The question then becomes, what is real? 

If you scroll all the way down to my very first Instagram post, I’m still the same ol’ Lauren I am today. Just younger, and strapped with an iPhone 4. The core of a social media identity is to represent who you are, but in a virtual world. This is sort of a crazy concept to wrap your head around, so it does not come as a surprise to me that we’re running rapid with finstas and gym posts, when we haven’t once lifted a weight IRL.

On or offline, there is a (not so) simple solution to this: self awareness. 

How do you define yourself? How would you describe yourself to others?

When I was in 6th grade, I shopped at Hot Topic and listened to Good Charlotte. In 7th grade, I had a change of heart and style, and started shopping at PacSun. The middle school years are when you’re searching for your identity. Trying on different masks, seeing which one fits. If I had an Instagram back then, do you know how many punk rock princess posts I’d have to delete before setting foot in PacSun…

It is concerning to me that kids have to go through this process of finding and creating themselves with a smartphone permanently attached to their hip. Social media has become a window to the world, and rather than developing their own identities, we’re clinging to the identities of others. Everyone wants contoured skin, a million followers, and an A1 aesthetic… but are losing touch with their own reality in the process.

Don’t get me wrong, if anyone is a social media advocate – it’s me. But, I am not blind to its dangers, In fact, I’ve made it my life work to create an anecdote.

Educate

We’re always learning, whether we realize it or not. While scrolling though Instagram, you’re learning about the world. About what people ate for lunch. About protopias. Literally– anything and everything.

This classroom is an interesting one, though. With the exception of posts that are created with the intention of being educational, most users aren’t putting their content out there with the thought, “wow, someone is really going to learn something from this.” But we should. What if everyone on social media stopped and thought for a second, “what can people learn from this?” before hitting that – post – button? Unrealistic, I know. But this can be flipped. What if everyone on social media stopped and thought, “what can I learn from this?” as they are scrolling though online content. This type of open-mindedness and thirst for knowledge can lead to a more fully developed sense of self. Think about thinking. Don’t just get lost in the mindless clatter that social media can be.

Inspire

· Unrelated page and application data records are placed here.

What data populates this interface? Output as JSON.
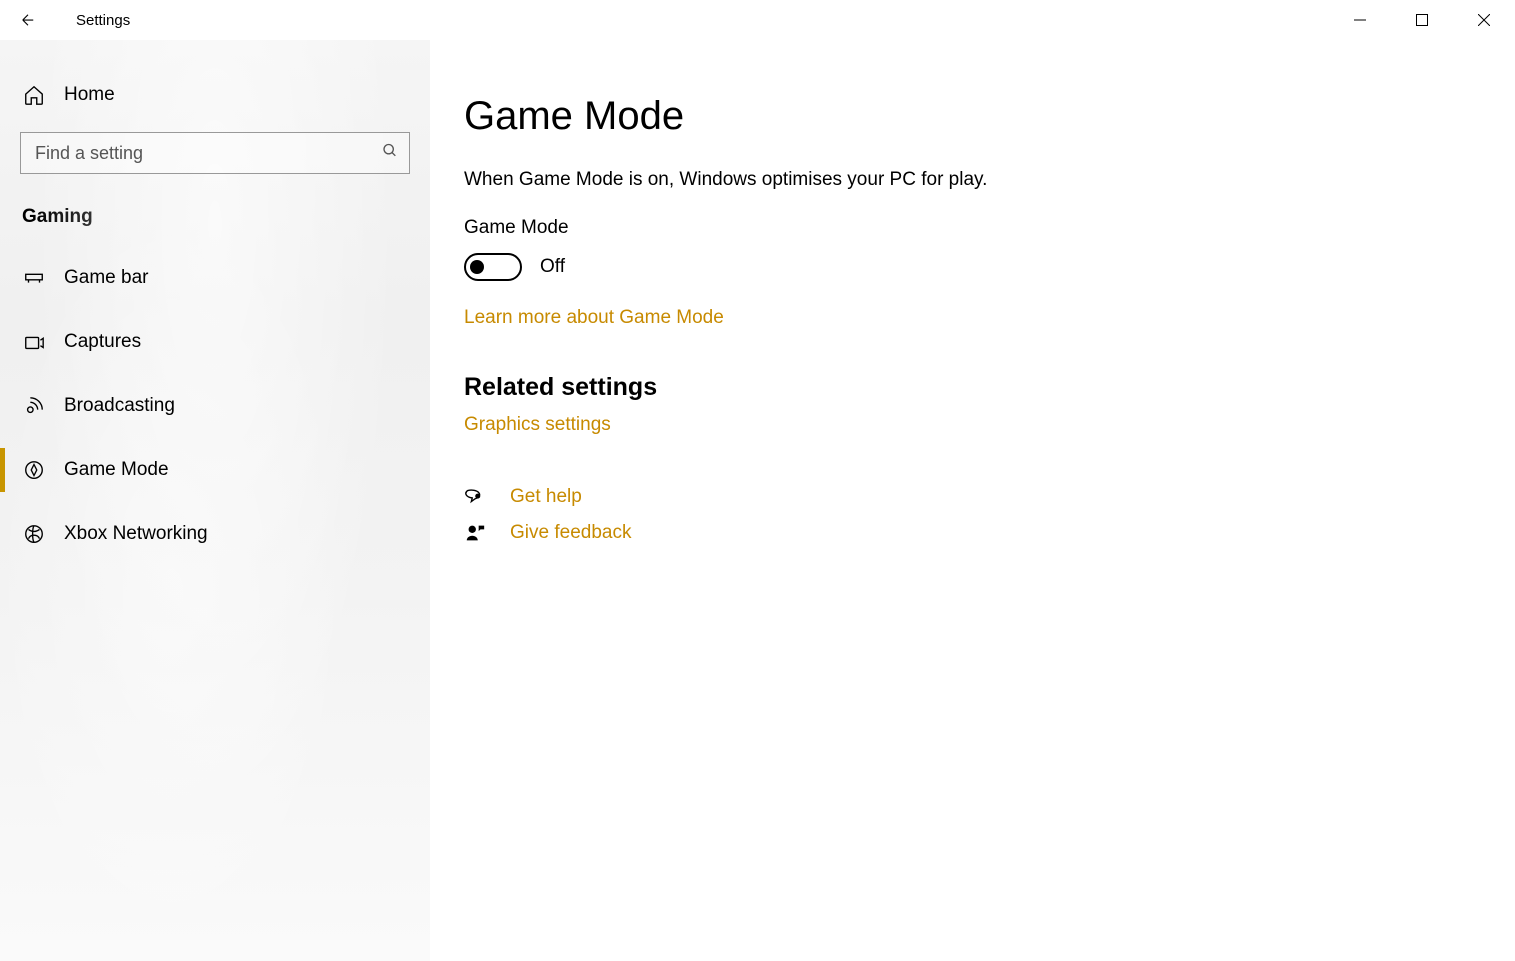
{
  "window": {
    "title": "Settings"
  },
  "sidebar": {
    "home_label": "Home",
    "search_placeholder": "Find a setting",
    "section_header": "Gaming",
    "items": [
      {
        "label": "Game bar"
      },
      {
        "label": "Captures"
      },
      {
        "label": "Broadcasting"
      },
      {
        "label": "Game Mode"
      },
      {
        "label": "Xbox Networking"
      }
    ]
  },
  "content": {
    "title": "Game Mode",
    "description": "When Game Mode is on, Windows optimises your PC for play.",
    "toggle_label": "Game Mode",
    "toggle_state": "Off",
    "learn_more": "Learn more about Game Mode",
    "related_heading": "Related settings",
    "graphics_link": "Graphics settings",
    "help_links": [
      {
        "label": "Get help"
      },
      {
        "label": "Give feedback"
      }
    ]
  }
}
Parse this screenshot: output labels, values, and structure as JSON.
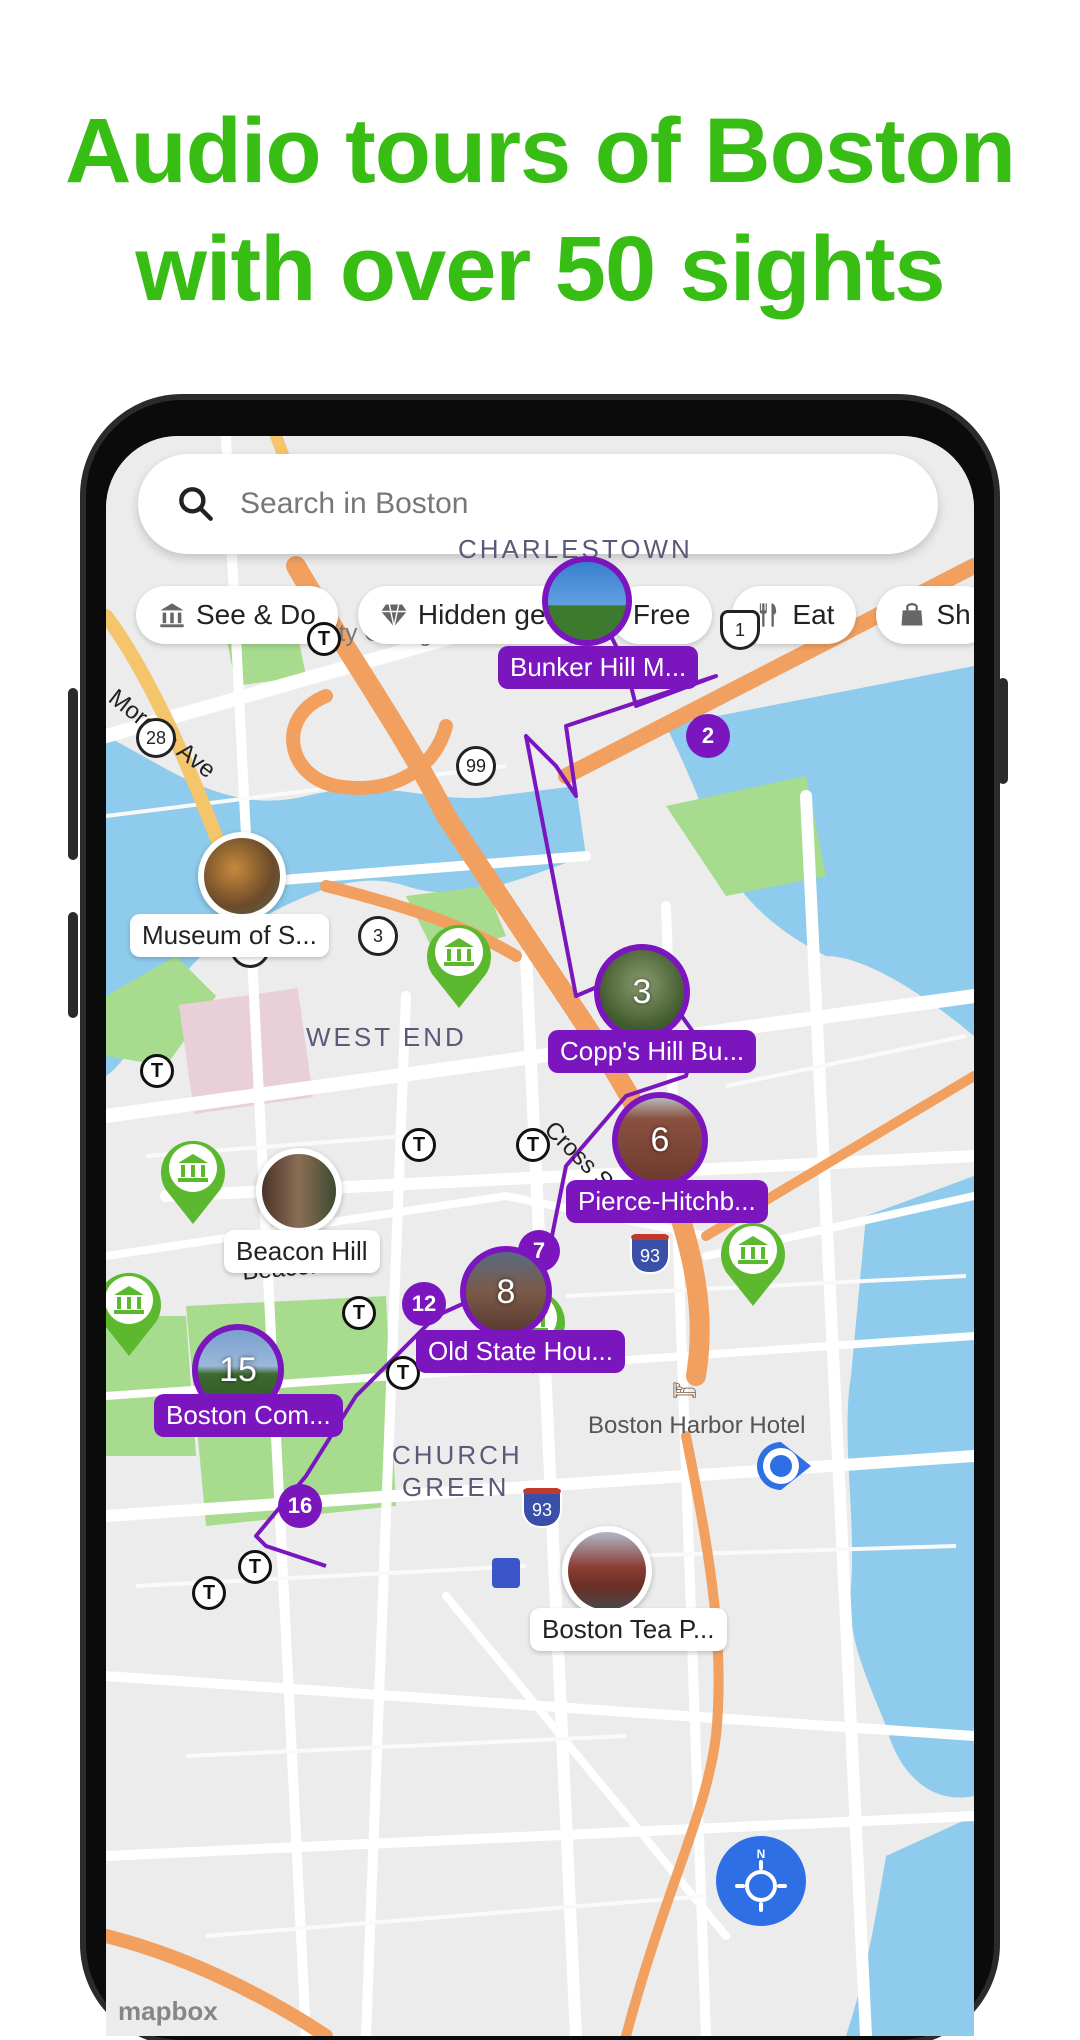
{
  "headline": {
    "line1": "Audio tours of Boston",
    "line2": "with over 50 sights",
    "color": "#37bd13"
  },
  "search": {
    "placeholder": "Search in Boston",
    "icon": "search-icon"
  },
  "chips": [
    {
      "label": "See & Do",
      "icon": "museum-icon"
    },
    {
      "label": "Hidden gem",
      "icon": "diamond-icon"
    },
    {
      "label": "Free",
      "icon": ""
    },
    {
      "label": "Eat",
      "icon": "fork-knife-icon"
    },
    {
      "label": "Sh",
      "icon": "shopping-bag-icon"
    }
  ],
  "tour_stops": [
    {
      "number": "",
      "label": "Bunker Hill M..."
    },
    {
      "number": "2",
      "label": ""
    },
    {
      "number": "3",
      "label": "Copp's Hill Bu..."
    },
    {
      "number": "6",
      "label": "Pierce-Hitchb..."
    },
    {
      "number": "7",
      "label": ""
    },
    {
      "number": "8",
      "label": "Old State Hou..."
    },
    {
      "number": "12",
      "label": ""
    },
    {
      "number": "15",
      "label": "Boston Com..."
    },
    {
      "number": "16",
      "label": ""
    }
  ],
  "sights": [
    {
      "label": "Museum of S..."
    },
    {
      "label": "Beacon Hill"
    },
    {
      "label": "Boston Tea P..."
    }
  ],
  "map_labels": {
    "charlestown": "CHARLESTOWN",
    "community_college": "Community College",
    "morgan_ave": "Morgan Ave",
    "west_end": "WEST END",
    "beacon_st": "Beacon St",
    "church_green_1": "CHURCH",
    "church_green_2": "GREEN",
    "cross_st": "Cross S",
    "boston_harbor_hotel": "Boston Harbor Hotel",
    "route_28": "28",
    "route_28b": "28",
    "route_99": "99",
    "route_3": "3",
    "route_1": "1",
    "route_93": "93",
    "route_93b": "93",
    "t_stop": "T",
    "attribution": "mapbox"
  },
  "colors": {
    "tour_purple": "#7b16bf",
    "sight_green": "#5cb82e",
    "water": "#8ecbec",
    "park": "#a7dc8f",
    "highway": "#f2a05f",
    "location_blue": "#2f6fe6"
  }
}
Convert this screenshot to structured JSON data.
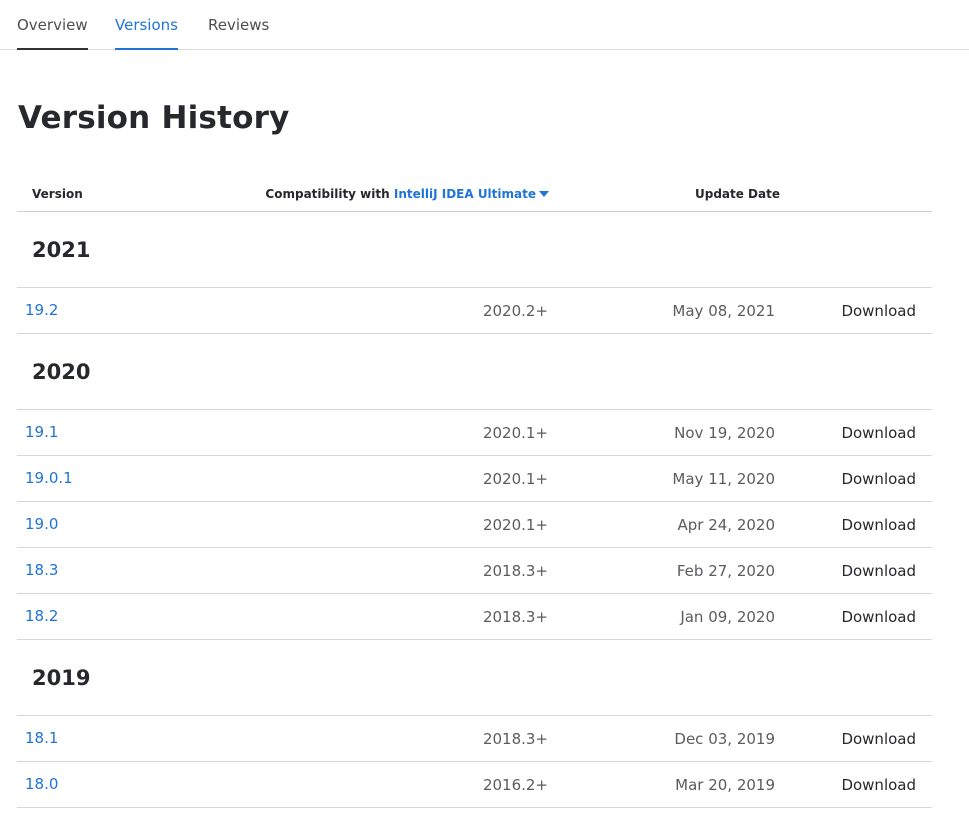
{
  "tabs": [
    {
      "label": "Overview"
    },
    {
      "label": "Versions"
    },
    {
      "label": "Reviews"
    }
  ],
  "page_title": "Version History",
  "table_header": {
    "version": "Version",
    "compat_prefix": "Compatibility with",
    "compat_product": "IntelliJ IDEA Ultimate",
    "update_date": "Update Date"
  },
  "groups": [
    {
      "year": "2021",
      "rows": [
        {
          "version": "19.2",
          "compat": "2020.2+",
          "date": "May 08, 2021",
          "action": "Download"
        }
      ]
    },
    {
      "year": "2020",
      "rows": [
        {
          "version": "19.1",
          "compat": "2020.1+",
          "date": "Nov 19, 2020",
          "action": "Download"
        },
        {
          "version": "19.0.1",
          "compat": "2020.1+",
          "date": "May 11, 2020",
          "action": "Download"
        },
        {
          "version": "19.0",
          "compat": "2020.1+",
          "date": "Apr 24, 2020",
          "action": "Download"
        },
        {
          "version": "18.3",
          "compat": "2018.3+",
          "date": "Feb 27, 2020",
          "action": "Download"
        },
        {
          "version": "18.2",
          "compat": "2018.3+",
          "date": "Jan 09, 2020",
          "action": "Download"
        }
      ]
    },
    {
      "year": "2019",
      "rows": [
        {
          "version": "18.1",
          "compat": "2018.3+",
          "date": "Dec 03, 2019",
          "action": "Download"
        },
        {
          "version": "18.0",
          "compat": "2016.2+",
          "date": "Mar 20, 2019",
          "action": "Download"
        }
      ]
    }
  ]
}
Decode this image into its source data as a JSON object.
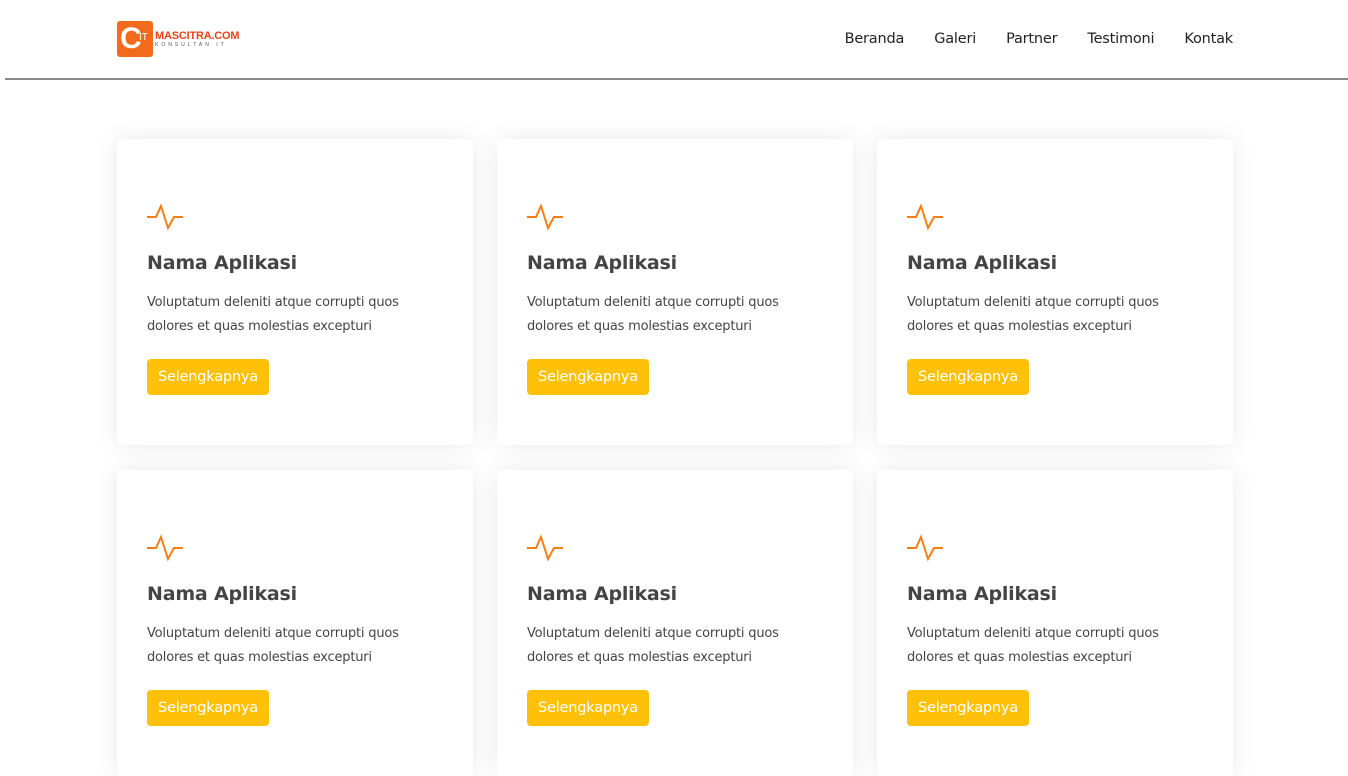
{
  "header": {
    "logo": {
      "mark_letter": "C",
      "mark_sub": "IT",
      "name": "MASCITRA.COM",
      "tagline": "KONSULTAN IT"
    },
    "nav": [
      "Beranda",
      "Galeri",
      "Partner",
      "Testimoni",
      "Kontak"
    ]
  },
  "cards": [
    {
      "icon": "activity-pulse-icon",
      "title": "Nama Aplikasi",
      "description": "Voluptatum deleniti atque corrupti quos dolores et quas molestias excepturi",
      "button": "Selengkapnya"
    },
    {
      "icon": "activity-pulse-icon",
      "title": "Nama Aplikasi",
      "description": "Voluptatum deleniti atque corrupti quos dolores et quas molestias excepturi",
      "button": "Selengkapnya"
    },
    {
      "icon": "activity-pulse-icon",
      "title": "Nama Aplikasi",
      "description": "Voluptatum deleniti atque corrupti quos dolores et quas molestias excepturi",
      "button": "Selengkapnya"
    },
    {
      "icon": "activity-pulse-icon",
      "title": "Nama Aplikasi",
      "description": "Voluptatum deleniti atque corrupti quos dolores et quas molestias excepturi",
      "button": "Selengkapnya"
    },
    {
      "icon": "activity-pulse-icon",
      "title": "Nama Aplikasi",
      "description": "Voluptatum deleniti atque corrupti quos dolores et quas molestias excepturi",
      "button": "Selengkapnya"
    },
    {
      "icon": "activity-pulse-icon",
      "title": "Nama Aplikasi",
      "description": "Voluptatum deleniti atque corrupti quos dolores et quas molestias excepturi",
      "button": "Selengkapnya"
    }
  ],
  "colors": {
    "accent": "#f26a1b",
    "icon": "#f57e14",
    "button": "#ffc107",
    "heading": "#444444"
  }
}
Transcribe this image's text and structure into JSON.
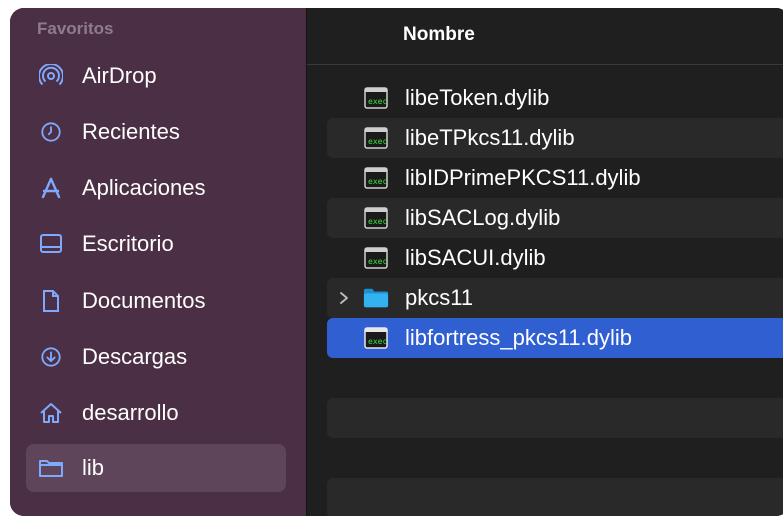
{
  "sidebar": {
    "heading": "Favoritos",
    "items": [
      {
        "label": "AirDrop",
        "icon": "airdrop-icon"
      },
      {
        "label": "Recientes",
        "icon": "clock-icon"
      },
      {
        "label": "Aplicaciones",
        "icon": "applications-icon"
      },
      {
        "label": "Escritorio",
        "icon": "desktop-icon"
      },
      {
        "label": "Documentos",
        "icon": "document-icon"
      },
      {
        "label": "Descargas",
        "icon": "download-icon"
      },
      {
        "label": "desarrollo",
        "icon": "home-icon"
      },
      {
        "label": "lib",
        "icon": "folder-icon",
        "selected": true
      }
    ]
  },
  "main": {
    "column_header": "Nombre",
    "files": [
      {
        "name": "libeToken.dylib",
        "icon": "executable-icon"
      },
      {
        "name": "libeTPkcs11.dylib",
        "icon": "executable-icon"
      },
      {
        "name": "libIDPrimePKCS11.dylib",
        "icon": "executable-icon"
      },
      {
        "name": "libSACLog.dylib",
        "icon": "executable-icon"
      },
      {
        "name": "libSACUI.dylib",
        "icon": "executable-icon"
      },
      {
        "name": "pkcs11",
        "icon": "folder-icon",
        "expandable": true
      },
      {
        "name": "libfortress_pkcs11.dylib",
        "icon": "executable-icon",
        "selected": true
      }
    ]
  },
  "colors": {
    "sidebar_bg": "#4b2f44",
    "accent_icon": "#7fa8ff",
    "selection": "#2f5fd0",
    "folder": "#29a8e8"
  }
}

Perhaps content we see or post isn’t meant to teach a lesson, but instead has the power to spark someone’s imagination. At the core of the platform that I’ve created, Out There Social, my goal is to inspire others to leave their comfort zone. This is the fuel that ignites the fire of everything I capture, ponder, write, and share. This is why I do what I do. This is why I love social media. Because I can reach the masses with messages that are so near and dear to my heart. I left my comfort zone in the dust years ago, and have been virtually screaming from the rooftops for everyone else to do the same.

We must realize the power we have as social media beings. Anything you post online, is seen by someone. It may not be a crowd of millions, but an audience is an audience. You have the conscious choice to decide how you will use this virtual stage. You have the free will to portray yourself to this audience anyway you choose. Your best bet, be yourself. Easier said than done, when most of us have a hard time grasping who we are.

Think of yourself as an online source of inspiration. Use your voice to challenge others to think for themselves. Allow people to walk in your shoes, but give them the freedom to tie their own laces. Close your eyes an imagine your own protopia. Then, get out there and make it happen.